~ Continue 3600cfs until the lakes refill.  The current plan by the Corps is to increase flows as the lake recovers making it more difficult to refill the lakes
~ Modify the rule curve so that we only drop the lakes 2' rather than 4' following the summer. The current Corps plan is to stay with a 4' drop at the end of summer.

The reasoning the Corps is offering for not adopting our more aggressive approach is they want to wait until a 2 or so year study can be completed.  Our reasoning is we did these changes for over 12 consecutive months in 2008-9 with no problems.  We are saying go with what we learned in 2008 unless or until some unexpected problem occurs.

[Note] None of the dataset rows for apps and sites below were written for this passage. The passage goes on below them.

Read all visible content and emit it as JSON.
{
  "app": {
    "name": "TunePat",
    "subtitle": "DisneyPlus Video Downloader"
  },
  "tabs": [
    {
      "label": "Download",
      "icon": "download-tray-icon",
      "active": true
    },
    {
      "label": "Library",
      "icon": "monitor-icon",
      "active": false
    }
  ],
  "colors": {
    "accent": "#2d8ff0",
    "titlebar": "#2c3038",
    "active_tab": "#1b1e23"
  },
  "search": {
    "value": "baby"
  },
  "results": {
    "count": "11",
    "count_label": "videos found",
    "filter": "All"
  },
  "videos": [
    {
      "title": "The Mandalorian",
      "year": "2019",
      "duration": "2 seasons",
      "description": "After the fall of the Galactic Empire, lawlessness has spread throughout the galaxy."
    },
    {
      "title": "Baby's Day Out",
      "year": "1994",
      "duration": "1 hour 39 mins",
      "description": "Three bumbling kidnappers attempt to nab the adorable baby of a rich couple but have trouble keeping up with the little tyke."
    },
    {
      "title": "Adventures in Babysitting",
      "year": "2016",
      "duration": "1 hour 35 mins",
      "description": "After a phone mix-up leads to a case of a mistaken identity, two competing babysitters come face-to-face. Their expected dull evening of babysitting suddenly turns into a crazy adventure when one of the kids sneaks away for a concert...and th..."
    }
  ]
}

It is frustrating to keep repeating our proposals.  It would be much easier to simply go along with the Corps' proposals.  But this repetition is necessary because the Corps, over time, continues to get further away from what we are recommending.  This is probably a matter of the Corps compromising with the various environmental agencies.  Unfortunately such compromising costs us many feet of lake level during droughts.  At one time they were agreeing with a 2' drop in the winter rather than a 4'drop.  And at one time they agreed to go to 3600cfs rather than 3800.  And at one time they agreed to hold the lower release rates until the lakes refill.  Now all that has changed.  The compromise to stay with a 4' drop in the winter costs us 2' at the start of a drought.  The compromise of 3800 instead of 3600 cfs costs us 2' a year in lake level. And the compromise on how the lakes are refilled will stretch out our misery unnecessarily following a drought.   

Displaying blog entries 1-10 of 78

Contact Information

Lake and Home Group
Keller Williams Realty
4878 Manhattan Dr.
Buford GA 30518
GA: 770-757-2799
SC: 864-287-7530
Fax: 770-504-5509